• _What you will do_
Gather every line below where "handle" appears.

• _Available data_
○ ○ ○ ○
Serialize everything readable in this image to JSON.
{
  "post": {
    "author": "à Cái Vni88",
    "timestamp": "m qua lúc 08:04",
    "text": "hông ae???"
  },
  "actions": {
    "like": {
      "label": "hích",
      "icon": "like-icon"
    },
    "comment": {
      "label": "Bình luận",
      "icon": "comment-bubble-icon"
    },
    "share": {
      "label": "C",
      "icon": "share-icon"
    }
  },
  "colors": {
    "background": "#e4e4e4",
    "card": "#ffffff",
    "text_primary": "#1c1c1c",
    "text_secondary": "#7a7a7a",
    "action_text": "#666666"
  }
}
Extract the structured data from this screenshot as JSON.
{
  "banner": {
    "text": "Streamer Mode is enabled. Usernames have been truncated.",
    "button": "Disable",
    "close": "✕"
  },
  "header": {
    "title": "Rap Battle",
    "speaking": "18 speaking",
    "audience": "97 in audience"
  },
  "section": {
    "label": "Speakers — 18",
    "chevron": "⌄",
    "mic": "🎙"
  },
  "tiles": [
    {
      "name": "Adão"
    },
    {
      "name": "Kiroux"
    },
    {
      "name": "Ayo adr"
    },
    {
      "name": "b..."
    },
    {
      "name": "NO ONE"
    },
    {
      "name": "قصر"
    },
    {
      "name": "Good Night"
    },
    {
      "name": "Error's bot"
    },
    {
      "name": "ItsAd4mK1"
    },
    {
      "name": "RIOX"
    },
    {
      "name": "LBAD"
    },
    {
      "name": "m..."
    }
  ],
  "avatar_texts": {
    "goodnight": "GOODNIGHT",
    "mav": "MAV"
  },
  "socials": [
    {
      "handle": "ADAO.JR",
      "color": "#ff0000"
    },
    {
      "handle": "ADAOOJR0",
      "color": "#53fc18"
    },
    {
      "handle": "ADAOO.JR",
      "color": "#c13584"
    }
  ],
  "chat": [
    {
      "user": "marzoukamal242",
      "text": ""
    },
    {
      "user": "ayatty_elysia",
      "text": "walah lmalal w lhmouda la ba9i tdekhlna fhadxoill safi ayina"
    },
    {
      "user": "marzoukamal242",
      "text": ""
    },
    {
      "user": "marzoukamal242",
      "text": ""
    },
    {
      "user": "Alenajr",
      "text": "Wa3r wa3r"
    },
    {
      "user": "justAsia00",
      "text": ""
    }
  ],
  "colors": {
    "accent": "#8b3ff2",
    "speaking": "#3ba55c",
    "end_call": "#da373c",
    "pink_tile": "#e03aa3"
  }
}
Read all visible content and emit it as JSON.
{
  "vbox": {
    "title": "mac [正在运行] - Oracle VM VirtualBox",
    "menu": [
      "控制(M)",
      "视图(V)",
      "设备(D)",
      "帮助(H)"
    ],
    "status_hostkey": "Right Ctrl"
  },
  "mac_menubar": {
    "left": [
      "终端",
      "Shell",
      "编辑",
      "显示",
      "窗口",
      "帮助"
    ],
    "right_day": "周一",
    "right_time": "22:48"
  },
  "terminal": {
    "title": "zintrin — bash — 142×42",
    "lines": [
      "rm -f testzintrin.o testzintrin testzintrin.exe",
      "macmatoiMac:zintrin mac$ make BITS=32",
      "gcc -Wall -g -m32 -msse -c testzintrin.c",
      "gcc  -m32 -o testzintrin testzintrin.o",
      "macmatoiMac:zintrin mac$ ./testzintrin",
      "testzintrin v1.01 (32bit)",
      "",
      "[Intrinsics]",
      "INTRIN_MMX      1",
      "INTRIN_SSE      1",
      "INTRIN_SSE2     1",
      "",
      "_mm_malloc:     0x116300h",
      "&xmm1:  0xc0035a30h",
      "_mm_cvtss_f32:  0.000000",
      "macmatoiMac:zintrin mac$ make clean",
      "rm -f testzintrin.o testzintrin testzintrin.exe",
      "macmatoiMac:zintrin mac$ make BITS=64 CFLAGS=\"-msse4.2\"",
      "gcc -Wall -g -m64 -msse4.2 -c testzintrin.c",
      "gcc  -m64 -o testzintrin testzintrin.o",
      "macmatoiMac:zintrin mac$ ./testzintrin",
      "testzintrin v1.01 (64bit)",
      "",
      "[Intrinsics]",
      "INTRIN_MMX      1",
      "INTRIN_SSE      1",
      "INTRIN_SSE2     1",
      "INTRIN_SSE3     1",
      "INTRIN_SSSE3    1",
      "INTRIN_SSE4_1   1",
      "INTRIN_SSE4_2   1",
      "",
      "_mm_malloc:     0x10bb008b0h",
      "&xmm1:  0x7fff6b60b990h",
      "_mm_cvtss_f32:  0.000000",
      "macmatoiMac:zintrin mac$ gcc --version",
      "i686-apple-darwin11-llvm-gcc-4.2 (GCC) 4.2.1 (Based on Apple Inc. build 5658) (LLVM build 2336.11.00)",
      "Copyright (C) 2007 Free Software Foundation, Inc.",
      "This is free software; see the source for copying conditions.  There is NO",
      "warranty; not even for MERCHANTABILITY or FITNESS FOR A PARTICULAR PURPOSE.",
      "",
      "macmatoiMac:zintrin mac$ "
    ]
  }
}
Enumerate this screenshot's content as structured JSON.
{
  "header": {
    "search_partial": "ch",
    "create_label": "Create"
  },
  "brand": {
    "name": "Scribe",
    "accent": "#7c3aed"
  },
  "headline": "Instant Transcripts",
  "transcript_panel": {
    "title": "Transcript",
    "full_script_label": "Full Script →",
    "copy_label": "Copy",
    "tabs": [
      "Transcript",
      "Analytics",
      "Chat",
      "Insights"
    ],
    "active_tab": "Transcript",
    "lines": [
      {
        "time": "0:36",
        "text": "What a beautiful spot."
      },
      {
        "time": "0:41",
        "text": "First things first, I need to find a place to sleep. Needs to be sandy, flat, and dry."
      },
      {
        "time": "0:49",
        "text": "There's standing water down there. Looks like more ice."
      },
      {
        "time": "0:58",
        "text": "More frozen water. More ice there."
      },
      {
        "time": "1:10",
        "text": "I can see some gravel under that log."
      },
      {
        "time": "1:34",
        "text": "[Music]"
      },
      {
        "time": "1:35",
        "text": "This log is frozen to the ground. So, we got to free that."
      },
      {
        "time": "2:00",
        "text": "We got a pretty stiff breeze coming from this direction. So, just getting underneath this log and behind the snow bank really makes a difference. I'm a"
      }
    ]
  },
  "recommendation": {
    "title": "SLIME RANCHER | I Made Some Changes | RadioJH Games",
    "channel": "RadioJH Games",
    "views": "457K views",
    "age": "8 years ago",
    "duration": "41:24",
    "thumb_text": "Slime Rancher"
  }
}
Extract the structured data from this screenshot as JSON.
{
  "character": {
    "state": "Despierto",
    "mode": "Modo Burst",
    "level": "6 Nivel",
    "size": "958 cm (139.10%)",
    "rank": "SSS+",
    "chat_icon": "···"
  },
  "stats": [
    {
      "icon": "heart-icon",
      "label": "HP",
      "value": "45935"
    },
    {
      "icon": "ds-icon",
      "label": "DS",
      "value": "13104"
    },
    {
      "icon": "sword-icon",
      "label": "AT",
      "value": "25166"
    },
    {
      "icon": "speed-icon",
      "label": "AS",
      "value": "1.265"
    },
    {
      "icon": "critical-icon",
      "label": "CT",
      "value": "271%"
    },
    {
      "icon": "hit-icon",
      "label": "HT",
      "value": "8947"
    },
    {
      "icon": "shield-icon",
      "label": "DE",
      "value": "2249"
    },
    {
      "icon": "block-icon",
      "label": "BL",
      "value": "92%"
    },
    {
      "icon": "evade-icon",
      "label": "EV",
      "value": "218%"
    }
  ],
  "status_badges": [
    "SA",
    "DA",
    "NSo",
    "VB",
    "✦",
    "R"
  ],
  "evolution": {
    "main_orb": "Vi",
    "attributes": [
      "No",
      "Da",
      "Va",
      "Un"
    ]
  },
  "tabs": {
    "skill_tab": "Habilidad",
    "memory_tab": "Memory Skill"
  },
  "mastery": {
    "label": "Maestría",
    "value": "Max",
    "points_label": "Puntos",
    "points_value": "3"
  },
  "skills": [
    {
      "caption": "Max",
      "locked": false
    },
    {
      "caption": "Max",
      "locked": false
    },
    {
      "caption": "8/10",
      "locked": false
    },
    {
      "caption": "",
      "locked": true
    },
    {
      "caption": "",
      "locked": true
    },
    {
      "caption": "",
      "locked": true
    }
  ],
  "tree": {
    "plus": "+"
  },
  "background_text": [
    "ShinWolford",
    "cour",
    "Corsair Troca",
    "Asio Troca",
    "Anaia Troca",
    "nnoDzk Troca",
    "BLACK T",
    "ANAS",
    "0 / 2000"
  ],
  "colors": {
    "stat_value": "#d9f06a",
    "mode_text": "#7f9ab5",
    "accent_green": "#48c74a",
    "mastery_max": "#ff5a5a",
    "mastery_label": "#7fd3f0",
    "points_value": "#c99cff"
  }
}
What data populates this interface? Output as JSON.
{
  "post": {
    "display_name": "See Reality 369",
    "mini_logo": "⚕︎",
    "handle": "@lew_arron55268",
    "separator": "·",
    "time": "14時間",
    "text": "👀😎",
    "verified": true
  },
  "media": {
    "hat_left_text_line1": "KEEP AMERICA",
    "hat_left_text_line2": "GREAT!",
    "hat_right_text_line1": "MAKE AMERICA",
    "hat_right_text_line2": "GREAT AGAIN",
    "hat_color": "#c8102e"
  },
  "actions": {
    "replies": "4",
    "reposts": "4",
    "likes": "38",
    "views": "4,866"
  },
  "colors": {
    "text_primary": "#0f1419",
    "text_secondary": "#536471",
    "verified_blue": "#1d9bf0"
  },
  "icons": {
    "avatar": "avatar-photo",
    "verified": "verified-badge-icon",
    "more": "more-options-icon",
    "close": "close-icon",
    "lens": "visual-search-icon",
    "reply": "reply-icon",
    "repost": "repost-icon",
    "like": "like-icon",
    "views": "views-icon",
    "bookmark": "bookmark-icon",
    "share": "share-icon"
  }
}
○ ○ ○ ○
• _Response area_
      "handle": "ADAO.JR",
      "handle": "ADAOOJR0",
      "handle": "ADAOO.JR",
    "handle": "@lew_arron55268",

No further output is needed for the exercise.